“Revolutionary” technologies or large technological systems are often deemed controversial, risky, or ambivalent. Diverging interpretations clash when technological objects, such as rockets, airplanes, or nuclear reactors, are exhibited in museums or at heritage sites, with profound implications for underlying concepts of historical education. This special issue explores the argument that histories of technology have often upheld a traditional view of modern linear progress but became the focus of controversies when the social, political, and cultural conditions of perceiving and remembering these objects changed. At former “places of progress,” visitors and exhibition makers are confronted with the remains of the Industrial Revolution, colonialism, two World Wars, the Cold War, the Age of Coal, the Space Age, the Atomic Age and the Digital Age. Exhibitions and displays have been used to explain, teach, or make sense of the advents, successes, and failures of high-tech projects. Understanding technological artifacts and corresponding sites such as Chernobyl, Peenemünde, and Hiroshima as well as structures such as factories or bunkers as sites of memory (lieux de mémoire, a term coined by Pierre Nora) shifts our attention to processes of remembering modern technologies and the cases in which established narratives of progress have been supported or challenged. Questions about the ethics of technology use often seem to subvert stories of the “heroes of invention,” leaving visitors with the impression of technological ambivalence. Attempts to teach and learn about history and technology via objects and sites have been complicated, politicized, and contested.

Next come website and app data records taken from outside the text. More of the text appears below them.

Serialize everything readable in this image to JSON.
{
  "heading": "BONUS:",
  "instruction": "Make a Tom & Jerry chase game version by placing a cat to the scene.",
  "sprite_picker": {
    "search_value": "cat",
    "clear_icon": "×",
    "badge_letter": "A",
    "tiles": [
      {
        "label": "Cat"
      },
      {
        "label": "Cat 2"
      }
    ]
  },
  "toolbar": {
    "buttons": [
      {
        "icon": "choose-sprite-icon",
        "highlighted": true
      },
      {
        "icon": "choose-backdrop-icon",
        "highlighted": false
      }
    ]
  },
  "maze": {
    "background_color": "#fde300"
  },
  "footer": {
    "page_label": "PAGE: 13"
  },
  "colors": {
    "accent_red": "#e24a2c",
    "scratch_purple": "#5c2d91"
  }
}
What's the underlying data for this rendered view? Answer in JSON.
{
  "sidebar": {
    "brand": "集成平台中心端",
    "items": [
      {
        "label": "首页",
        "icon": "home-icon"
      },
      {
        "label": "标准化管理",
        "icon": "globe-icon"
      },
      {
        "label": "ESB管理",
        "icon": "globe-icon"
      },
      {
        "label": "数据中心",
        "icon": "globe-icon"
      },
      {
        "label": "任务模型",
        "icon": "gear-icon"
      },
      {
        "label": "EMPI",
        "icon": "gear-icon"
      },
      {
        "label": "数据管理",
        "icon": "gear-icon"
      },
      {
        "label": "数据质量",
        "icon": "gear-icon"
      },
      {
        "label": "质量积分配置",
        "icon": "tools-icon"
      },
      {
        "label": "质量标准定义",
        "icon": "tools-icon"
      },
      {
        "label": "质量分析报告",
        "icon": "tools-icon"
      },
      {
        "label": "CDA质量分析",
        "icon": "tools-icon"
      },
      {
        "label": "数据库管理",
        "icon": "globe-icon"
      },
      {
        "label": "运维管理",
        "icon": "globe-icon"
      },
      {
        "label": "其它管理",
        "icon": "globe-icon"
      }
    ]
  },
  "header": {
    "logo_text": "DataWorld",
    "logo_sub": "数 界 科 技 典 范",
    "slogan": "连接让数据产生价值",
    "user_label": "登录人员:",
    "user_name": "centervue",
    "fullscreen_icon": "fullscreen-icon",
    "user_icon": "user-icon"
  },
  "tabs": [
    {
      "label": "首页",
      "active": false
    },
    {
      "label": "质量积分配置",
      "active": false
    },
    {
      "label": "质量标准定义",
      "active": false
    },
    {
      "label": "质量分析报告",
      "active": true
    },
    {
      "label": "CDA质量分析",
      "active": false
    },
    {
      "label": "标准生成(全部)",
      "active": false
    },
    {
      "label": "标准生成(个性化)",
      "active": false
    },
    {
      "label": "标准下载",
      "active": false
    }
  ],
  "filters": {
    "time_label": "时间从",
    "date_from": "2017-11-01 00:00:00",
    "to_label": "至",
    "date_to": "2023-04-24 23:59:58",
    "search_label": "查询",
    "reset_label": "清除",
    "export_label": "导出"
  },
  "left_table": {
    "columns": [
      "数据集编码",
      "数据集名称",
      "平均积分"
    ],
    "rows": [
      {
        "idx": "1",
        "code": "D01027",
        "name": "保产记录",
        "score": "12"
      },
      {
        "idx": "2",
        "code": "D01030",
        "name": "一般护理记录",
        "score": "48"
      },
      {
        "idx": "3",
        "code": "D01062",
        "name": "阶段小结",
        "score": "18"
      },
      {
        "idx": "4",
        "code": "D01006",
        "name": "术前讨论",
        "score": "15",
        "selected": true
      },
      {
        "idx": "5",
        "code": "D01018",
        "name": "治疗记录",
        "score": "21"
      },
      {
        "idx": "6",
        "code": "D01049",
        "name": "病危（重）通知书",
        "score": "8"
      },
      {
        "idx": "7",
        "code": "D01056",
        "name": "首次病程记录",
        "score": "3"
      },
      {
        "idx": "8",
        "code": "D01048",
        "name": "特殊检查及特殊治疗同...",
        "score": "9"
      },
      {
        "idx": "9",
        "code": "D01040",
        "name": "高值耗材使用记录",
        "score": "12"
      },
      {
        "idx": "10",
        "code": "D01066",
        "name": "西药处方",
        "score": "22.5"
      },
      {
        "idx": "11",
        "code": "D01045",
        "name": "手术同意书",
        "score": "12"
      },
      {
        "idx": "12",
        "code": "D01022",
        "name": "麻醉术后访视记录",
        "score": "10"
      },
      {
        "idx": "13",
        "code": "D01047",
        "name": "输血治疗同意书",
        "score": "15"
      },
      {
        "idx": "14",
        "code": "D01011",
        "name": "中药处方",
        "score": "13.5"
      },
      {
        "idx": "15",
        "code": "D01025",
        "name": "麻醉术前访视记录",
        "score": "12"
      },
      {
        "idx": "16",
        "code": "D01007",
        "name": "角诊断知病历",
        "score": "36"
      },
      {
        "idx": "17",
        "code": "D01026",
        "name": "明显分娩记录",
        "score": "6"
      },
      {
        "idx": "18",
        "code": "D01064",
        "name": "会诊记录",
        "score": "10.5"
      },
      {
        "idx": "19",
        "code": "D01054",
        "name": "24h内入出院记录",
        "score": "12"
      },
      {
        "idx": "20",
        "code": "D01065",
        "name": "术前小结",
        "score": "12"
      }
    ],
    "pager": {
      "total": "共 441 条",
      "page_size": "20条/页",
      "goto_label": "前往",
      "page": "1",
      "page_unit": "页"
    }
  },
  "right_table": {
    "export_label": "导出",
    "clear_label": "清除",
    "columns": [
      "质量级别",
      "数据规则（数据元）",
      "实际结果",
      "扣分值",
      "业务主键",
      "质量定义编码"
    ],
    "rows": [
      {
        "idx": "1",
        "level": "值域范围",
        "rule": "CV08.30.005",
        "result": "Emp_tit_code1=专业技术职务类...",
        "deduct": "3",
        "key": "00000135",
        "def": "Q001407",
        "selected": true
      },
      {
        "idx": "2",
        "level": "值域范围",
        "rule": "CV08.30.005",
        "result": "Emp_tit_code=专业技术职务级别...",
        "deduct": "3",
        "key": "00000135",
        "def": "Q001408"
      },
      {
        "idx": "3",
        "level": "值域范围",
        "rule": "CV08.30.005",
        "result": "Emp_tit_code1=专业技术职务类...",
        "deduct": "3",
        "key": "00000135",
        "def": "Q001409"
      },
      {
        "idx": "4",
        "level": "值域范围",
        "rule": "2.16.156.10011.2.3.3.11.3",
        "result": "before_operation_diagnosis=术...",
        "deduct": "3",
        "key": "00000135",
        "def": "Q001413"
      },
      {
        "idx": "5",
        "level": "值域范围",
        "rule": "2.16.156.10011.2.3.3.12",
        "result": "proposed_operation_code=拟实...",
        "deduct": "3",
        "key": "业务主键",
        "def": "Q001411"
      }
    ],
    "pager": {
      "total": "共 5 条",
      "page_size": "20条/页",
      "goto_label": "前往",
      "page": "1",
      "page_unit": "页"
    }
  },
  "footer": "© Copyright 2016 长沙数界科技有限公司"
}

Open access

Peenemünde Contested

Remembering Second World War Technologies in Rural East Germany from 1984 to 1992

Daniel Brandau


Given Peenemünde's ambivalent military and technological history, from rocket development during the Nazi period to East German naval and air bases during the Cold War, its musealization was considered both a chance and challenge during the region's deindustrialization in the 1990s. Local residents’ support of veteran engineers promoting an apologetic view of Nazi rocketry was met with bewilderment. However, a space park project and anniversary event were spearheaded by government and industry representatives, turning a regional affair into an international controversy. The article analyzes the function of memory work and the remembrance of technological progress in rural northeastern Germany before and after German reunification. Based on archival sources and interviews with former officers and museum advocates, it traces the Peenemünde museum project through a history of ideological and biographical caesurae, enthusiasm, political promises, and socioeconomic despair.

Open access

Ruin of Empire

The Uganda Railway and Memory Work in Kenya

Norman Aselmeyer


This article is concerned with the memory of the Uganda Railway in Kenya. Built during the heyday of British imperialism at the end of the nineteenth century, the colonial railway has been a highly contested infrastructure. Drawing on museum exhibitions, public speeches, and publications, the article argues that the main narrative of the railway line as a tool of oppression began to change when the railway infrastructure gradually deteriorated in the mid-twentieth century. I show how three distinct groups (white expatriates, Kenyan-Asians, and Kenya's political elite) were involved in creating a new public memory that popularized the Uganda Railway as a cornerstone of the postcolonial nation. Their uncoordinated but simultaneous efforts toward a new reading of the past all aimed, albeit for different reasons, at reimagining the nation. The article thus shows mechanisms of coming to terms with the colonial past in a postcolonial nation.